TASK REQUIREMENTS: From the records below, copy the lines that include "name".

Start of Block

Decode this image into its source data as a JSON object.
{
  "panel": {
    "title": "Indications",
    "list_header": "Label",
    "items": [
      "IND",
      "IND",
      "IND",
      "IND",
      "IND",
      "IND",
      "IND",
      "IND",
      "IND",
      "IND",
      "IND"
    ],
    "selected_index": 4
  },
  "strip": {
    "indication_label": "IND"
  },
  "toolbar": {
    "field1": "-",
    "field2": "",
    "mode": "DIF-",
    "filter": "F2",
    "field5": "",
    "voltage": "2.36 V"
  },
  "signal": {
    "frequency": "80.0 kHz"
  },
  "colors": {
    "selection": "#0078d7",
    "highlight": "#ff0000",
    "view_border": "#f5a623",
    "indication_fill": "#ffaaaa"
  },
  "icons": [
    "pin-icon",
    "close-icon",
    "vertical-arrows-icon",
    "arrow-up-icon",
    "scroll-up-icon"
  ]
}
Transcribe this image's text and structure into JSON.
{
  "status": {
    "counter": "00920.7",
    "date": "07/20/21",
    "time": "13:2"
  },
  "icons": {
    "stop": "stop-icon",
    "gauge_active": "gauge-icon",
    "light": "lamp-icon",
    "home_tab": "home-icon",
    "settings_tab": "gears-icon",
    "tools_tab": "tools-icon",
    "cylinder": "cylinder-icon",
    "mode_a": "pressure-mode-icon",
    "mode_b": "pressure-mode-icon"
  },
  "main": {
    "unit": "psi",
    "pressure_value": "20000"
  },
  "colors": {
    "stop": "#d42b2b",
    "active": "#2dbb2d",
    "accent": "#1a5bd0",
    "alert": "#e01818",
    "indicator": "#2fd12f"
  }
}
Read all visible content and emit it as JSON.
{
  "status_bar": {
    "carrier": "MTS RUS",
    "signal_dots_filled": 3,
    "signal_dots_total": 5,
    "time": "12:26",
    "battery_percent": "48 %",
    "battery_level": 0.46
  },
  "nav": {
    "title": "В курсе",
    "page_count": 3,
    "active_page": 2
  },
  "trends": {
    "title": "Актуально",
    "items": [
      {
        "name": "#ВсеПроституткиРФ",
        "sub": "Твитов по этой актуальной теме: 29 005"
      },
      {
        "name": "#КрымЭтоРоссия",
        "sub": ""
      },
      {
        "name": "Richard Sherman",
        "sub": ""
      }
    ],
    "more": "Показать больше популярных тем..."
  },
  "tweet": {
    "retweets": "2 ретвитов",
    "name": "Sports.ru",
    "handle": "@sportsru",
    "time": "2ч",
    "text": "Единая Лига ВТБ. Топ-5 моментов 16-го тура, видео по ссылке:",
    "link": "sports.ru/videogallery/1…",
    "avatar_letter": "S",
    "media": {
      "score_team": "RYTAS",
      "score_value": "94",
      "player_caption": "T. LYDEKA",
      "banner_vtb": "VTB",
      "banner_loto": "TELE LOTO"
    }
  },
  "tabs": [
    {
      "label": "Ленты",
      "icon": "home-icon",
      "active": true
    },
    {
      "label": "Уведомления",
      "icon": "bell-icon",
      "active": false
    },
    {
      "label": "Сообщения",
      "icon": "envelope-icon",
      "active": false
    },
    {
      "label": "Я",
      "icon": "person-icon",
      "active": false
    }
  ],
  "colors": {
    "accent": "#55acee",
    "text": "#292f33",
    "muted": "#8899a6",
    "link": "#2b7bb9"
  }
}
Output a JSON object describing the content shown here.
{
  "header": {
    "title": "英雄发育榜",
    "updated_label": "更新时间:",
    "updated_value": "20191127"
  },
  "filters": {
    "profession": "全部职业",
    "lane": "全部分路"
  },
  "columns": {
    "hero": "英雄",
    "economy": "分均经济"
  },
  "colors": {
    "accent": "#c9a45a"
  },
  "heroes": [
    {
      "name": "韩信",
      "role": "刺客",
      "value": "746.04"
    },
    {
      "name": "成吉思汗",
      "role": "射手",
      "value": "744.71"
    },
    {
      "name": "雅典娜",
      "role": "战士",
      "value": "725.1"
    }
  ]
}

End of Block

OUTPUT OF THE EXERCISE:
        "name": "#ВсеПроституткиРФ",
        "name": "#КрымЭтоРоссия",
        "name": "Richard Sherman",
    "name": "Sports.ru",
      "name": "韩信",
      "name": "成吉思汗",
      "name": "雅典娜",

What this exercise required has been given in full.